● ACTIVITY:
Here the job is to restate every entry word for word.

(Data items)
════════════════

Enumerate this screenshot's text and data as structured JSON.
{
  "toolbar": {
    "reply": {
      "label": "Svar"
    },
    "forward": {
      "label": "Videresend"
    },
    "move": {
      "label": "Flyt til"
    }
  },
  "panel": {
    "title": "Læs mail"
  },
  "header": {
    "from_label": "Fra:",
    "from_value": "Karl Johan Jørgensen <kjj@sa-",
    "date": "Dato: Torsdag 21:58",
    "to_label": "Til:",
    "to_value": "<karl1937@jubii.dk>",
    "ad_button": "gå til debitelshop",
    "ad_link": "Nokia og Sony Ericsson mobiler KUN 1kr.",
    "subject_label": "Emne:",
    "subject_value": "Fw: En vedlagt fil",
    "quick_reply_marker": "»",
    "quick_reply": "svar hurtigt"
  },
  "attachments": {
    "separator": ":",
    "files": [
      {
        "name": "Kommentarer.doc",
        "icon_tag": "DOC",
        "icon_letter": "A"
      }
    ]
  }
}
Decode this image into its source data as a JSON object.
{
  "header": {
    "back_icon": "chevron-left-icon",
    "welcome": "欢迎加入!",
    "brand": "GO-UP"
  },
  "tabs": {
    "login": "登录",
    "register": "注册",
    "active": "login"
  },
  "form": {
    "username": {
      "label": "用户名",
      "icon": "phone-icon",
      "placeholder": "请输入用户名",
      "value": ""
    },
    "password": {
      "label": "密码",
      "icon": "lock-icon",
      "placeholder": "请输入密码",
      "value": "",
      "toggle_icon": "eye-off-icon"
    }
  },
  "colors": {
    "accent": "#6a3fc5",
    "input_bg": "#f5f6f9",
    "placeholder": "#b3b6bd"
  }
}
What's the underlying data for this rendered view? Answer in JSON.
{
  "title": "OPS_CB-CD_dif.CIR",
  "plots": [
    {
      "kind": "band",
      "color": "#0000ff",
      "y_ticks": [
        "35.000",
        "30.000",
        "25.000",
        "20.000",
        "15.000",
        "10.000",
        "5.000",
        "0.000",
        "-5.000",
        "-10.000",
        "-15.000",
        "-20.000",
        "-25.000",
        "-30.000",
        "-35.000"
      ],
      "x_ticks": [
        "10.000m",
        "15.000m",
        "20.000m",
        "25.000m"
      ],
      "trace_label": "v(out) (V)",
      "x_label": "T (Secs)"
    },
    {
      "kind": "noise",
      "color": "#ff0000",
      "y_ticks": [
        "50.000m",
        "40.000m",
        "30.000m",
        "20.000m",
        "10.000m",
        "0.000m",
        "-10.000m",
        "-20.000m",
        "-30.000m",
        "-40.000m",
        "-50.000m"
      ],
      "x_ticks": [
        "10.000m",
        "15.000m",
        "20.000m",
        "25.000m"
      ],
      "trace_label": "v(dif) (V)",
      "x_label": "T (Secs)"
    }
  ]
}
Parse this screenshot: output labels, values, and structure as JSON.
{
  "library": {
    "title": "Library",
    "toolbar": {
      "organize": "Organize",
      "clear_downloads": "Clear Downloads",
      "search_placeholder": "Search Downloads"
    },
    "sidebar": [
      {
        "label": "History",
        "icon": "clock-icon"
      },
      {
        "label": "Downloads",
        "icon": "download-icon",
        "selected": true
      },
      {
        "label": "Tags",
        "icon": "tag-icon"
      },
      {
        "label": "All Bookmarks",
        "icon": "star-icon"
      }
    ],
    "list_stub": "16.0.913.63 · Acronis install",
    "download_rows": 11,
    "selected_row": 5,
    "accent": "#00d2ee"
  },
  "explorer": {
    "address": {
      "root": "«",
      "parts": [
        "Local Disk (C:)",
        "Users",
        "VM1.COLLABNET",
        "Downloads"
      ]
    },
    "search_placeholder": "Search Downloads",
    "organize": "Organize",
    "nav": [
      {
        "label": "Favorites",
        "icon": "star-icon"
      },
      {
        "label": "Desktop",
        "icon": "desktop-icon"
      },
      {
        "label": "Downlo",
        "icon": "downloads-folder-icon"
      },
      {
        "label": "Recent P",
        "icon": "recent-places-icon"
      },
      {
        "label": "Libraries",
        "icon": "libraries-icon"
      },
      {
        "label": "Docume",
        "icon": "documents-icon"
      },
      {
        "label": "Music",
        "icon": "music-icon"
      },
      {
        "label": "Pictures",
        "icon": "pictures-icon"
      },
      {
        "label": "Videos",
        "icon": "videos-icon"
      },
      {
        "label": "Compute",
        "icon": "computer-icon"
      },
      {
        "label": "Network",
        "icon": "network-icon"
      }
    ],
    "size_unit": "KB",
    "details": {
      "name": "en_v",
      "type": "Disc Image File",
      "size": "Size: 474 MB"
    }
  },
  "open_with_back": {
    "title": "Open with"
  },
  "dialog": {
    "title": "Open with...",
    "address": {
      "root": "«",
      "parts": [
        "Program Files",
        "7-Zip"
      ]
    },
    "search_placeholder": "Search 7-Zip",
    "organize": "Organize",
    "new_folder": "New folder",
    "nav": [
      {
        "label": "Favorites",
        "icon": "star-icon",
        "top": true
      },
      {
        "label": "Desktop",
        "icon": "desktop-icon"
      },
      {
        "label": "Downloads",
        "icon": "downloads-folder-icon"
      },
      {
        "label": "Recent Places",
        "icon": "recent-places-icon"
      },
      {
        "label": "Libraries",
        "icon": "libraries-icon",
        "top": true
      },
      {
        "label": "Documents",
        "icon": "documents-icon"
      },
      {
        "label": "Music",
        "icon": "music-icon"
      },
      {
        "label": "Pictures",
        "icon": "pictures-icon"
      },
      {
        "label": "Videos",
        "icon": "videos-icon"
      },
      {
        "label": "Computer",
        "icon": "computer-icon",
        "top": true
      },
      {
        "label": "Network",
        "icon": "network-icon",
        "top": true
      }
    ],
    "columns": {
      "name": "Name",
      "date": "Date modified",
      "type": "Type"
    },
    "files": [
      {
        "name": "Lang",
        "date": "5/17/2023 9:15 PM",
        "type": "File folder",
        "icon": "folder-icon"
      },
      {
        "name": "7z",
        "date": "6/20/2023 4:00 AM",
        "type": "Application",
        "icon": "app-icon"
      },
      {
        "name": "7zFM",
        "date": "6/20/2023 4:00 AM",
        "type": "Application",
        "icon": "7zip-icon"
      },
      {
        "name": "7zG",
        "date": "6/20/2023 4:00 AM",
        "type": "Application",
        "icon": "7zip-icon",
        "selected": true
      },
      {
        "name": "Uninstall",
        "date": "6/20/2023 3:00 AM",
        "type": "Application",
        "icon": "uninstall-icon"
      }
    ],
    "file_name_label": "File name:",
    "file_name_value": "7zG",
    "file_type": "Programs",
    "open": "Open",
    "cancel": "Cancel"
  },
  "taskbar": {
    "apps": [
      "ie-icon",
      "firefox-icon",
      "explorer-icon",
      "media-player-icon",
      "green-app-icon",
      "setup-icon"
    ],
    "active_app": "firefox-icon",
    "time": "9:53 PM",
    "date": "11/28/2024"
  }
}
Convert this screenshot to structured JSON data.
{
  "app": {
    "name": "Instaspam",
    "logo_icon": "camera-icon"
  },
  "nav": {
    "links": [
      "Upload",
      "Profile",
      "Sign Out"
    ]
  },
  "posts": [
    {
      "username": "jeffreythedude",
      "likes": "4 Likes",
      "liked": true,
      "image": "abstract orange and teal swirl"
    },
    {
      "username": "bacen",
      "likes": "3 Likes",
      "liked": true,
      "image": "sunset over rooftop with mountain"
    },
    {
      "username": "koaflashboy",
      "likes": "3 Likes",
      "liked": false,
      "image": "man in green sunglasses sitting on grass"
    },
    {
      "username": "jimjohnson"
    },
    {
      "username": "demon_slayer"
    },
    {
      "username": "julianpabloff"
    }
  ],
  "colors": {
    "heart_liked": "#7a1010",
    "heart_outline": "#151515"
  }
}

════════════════

● RESPONSE BELOW:
Enumerate this screenshot's text and data as structured JSON.
{
  "toolbar": {
    "reply": {
      "label": "Svar"
    },
    "forward": {
      "label": "Videresend"
    },
    "move": {
      "label": "Flyt til"
    }
  },
  "panel": {
    "title": "Læs mail"
  },
  "header": {
    "from_label": "Fra:",
    "from_value": "Karl Johan Jørgensen <kjj@sa-",
    "date": "Dato: Torsdag 21:58",
    "to_label": "Til:",
    "to_value": "<karl1937@jubii.dk>",
    "ad_button": "gå til debitelshop",
    "ad_link": "Nokia og Sony Ericsson mobiler KUN 1kr.",
    "subject_label": "Emne:",
    "subject_value": "Fw: En vedlagt fil",
    "quick_reply_marker": "»",
    "quick_reply": "svar hurtigt"
  },
  "attachments": {
    "separator": ":",
    "files": [
      {
        "name": "Kommentarer.doc",
        "icon_tag": "DOC",
        "icon_letter": "A"
      }
    ]
  }
}
Decode this image into its source data as a JSON object.
{
  "header": {
    "back_icon": "chevron-left-icon",
    "welcome": "欢迎加入!",
    "brand": "GO-UP"
  },
  "tabs": {
    "login": "登录",
    "register": "注册",
    "active": "login"
  },
  "form": {
    "username": {
      "label": "用户名",
      "icon": "phone-icon",
      "placeholder": "请输入用户名",
      "value": ""
    },
    "password": {
      "label": "密码",
      "icon": "lock-icon",
      "placeholder": "请输入密码",
      "value": "",
      "toggle_icon": "eye-off-icon"
    }
  },
  "colors": {
    "accent": "#6a3fc5",
    "input_bg": "#f5f6f9",
    "placeholder": "#b3b6bd"
  }
}
What's the underlying data for this rendered view? Answer in JSON.
{
  "title": "OPS_CB-CD_dif.CIR",
  "plots": [
    {
      "kind": "band",
      "color": "#0000ff",
      "y_ticks": [
        "35.000",
        "30.000",
        "25.000",
        "20.000",
        "15.000",
        "10.000",
        "5.000",
        "0.000",
        "-5.000",
        "-10.000",
        "-15.000",
        "-20.000",
        "-25.000",
        "-30.000",
        "-35.000"
      ],
      "x_ticks": [
        "10.000m",
        "15.000m",
        "20.000m",
        "25.000m"
      ],
      "trace_label": "v(out) (V)",
      "x_label": "T (Secs)"
    },
    {
      "kind": "noise",
      "color": "#ff0000",
      "y_ticks": [
        "50.000m",
        "40.000m",
        "30.000m",
        "20.000m",
        "10.000m",
        "0.000m",
        "-10.000m",
        "-20.000m",
        "-30.000m",
        "-40.000m",
        "-50.000m"
      ],
      "x_ticks": [
        "10.000m",
        "15.000m",
        "20.000m",
        "25.000m"
      ],
      "trace_label": "v(dif) (V)",
      "x_label": "T (Secs)"
    }
  ]
}
Parse this screenshot: output labels, values, and structure as JSON.
{
  "library": {
    "title": "Library",
    "toolbar": {
      "organize": "Organize",
      "clear_downloads": "Clear Downloads",
      "search_placeholder": "Search Downloads"
    },
    "sidebar": [
      {
        "label": "History",
        "icon": "clock-icon"
      },
      {
        "label": "Downloads",
        "icon": "download-icon",
        "selected": true
      },
      {
        "label": "Tags",
        "icon": "tag-icon"
      },
      {
        "label": "All Bookmarks",
        "icon": "star-icon"
      }
    ],
    "list_stub": "16.0.913.63 · Acronis install",
    "download_rows": 11,
    "selected_row": 5,
    "accent": "#00d2ee"
  },
  "explorer": {
    "address": {
      "root": "«",
      "parts": [
        "Local Disk (C:)",
        "Users",
        "VM1.COLLABNET",
        "Downloads"
      ]
    },
    "search_placeholder": "Search Downloads",
    "organize": "Organize",
    "nav": [
      {
        "label": "Favorites",
        "icon": "star-icon"
      },
      {
        "label": "Desktop",
        "icon": "desktop-icon"
      },
      {
        "label": "Downlo",
        "icon": "downloads-folder-icon"
      },
      {
        "label": "Recent P",
        "icon": "recent-places-icon"
      },
      {
        "label": "Libraries",
        "icon": "libraries-icon"
      },
      {
        "label": "Docume",
        "icon": "documents-icon"
      },
      {
        "label": "Music",
        "icon": "music-icon"
      },
      {
        "label": "Pictures",
        "icon": "pictures-icon"
      },
      {
        "label": "Videos",
        "icon": "videos-icon"
      },
      {
        "label": "Compute",
        "icon": "computer-icon"
      },
      {
        "label": "Network",
        "icon": "network-icon"
      }
    ],
    "size_unit": "KB",
    "details": {
      "name": "en_v",
      "type": "Disc Image File",
      "size": "Size: 474 MB"
    }
  },
  "open_with_back": {
    "title": "Open with"
  },
  "dialog": {
    "title": "Open with...",
    "address": {
      "root": "«",
      "parts": [
        "Program Files",
        "7-Zip"
      ]
    },
    "search_placeholder": "Search 7-Zip",
    "organize": "Organize",
    "new_folder": "New folder",
    "nav": [
      {
        "label": "Favorites",
        "icon": "star-icon",
        "top": true
      },
      {
        "label": "Desktop",
        "icon": "desktop-icon"
      },
      {
        "label": "Downloads",
        "icon": "downloads-folder-icon"
      },
      {
        "label": "Recent Places",
        "icon": "recent-places-icon"
      },
      {
        "label": "Libraries",
        "icon": "libraries-icon",
        "top": true
      },
      {
        "label": "Documents",
        "icon": "documents-icon"
      },
      {
        "label": "Music",
        "icon": "music-icon"
      },
      {
        "label": "Pictures",
        "icon": "pictures-icon"
      },
      {
        "label": "Videos",
        "icon": "videos-icon"
      },
      {
        "label": "Computer",
        "icon": "computer-icon",
        "top": true
      },
      {
        "label": "Network",
        "icon": "network-icon",
        "top": true
      }
    ],
    "columns": {
      "name": "Name",
      "date": "Date modified",
      "type": "Type"
    },
    "files": [
      {
        "name": "Lang",
        "date": "5/17/2023 9:15 PM",
        "type": "File folder",
        "icon": "folder-icon"
      },
      {
        "name": "7z",
        "date": "6/20/2023 4:00 AM",
        "type": "Application",
        "icon": "app-icon"
      },
      {
        "name": "7zFM",
        "date": "6/20/2023 4:00 AM",
        "type": "Application",
        "icon": "7zip-icon"
      },
      {
        "name": "7zG",
        "date": "6/20/2023 4:00 AM",
        "type": "Application",
        "icon": "7zip-icon",
        "selected": true
      },
      {
        "name": "Uninstall",
        "date": "6/20/2023 3:00 AM",
        "type": "Application",
        "icon": "uninstall-icon"
      }
    ],
    "file_name_label": "File name:",
    "file_name_value": "7zG",
    "file_type": "Programs",
    "open": "Open",
    "cancel": "Cancel"
  },
  "taskbar": {
    "apps": [
      "ie-icon",
      "firefox-icon",
      "explorer-icon",
      "media-player-icon",
      "green-app-icon",
      "setup-icon"
    ],
    "active_app": "firefox-icon",
    "time": "9:53 PM",
    "date": "11/28/2024"
  }
}
Convert this screenshot to structured JSON data.
{
  "app": {
    "name": "Instaspam",
    "logo_icon": "camera-icon"
  },
  "nav": {
    "links": [
      "Upload",
      "Profile",
      "Sign Out"
    ]
  },
  "posts": [
    {
      "username": "jeffreythedude",
      "likes": "4 Likes",
      "liked": true,
      "image": "abstract orange and teal swirl"
    },
    {
      "username": "bacen",
      "likes": "3 Likes",
      "liked": true,
      "image": "sunset over rooftop with mountain"
    },
    {
      "username": "koaflashboy",
      "likes": "3 Likes",
      "liked": false,
      "image": "man in green sunglasses sitting on grass"
    },
    {
      "username": "jimjohnson"
    },
    {
      "username": "demon_slayer"
    },
    {
      "username": "julianpabloff"
    }
  ],
  "colors": {
    "heart_liked": "#7a1010",
    "heart_outline": "#151515"
  }
}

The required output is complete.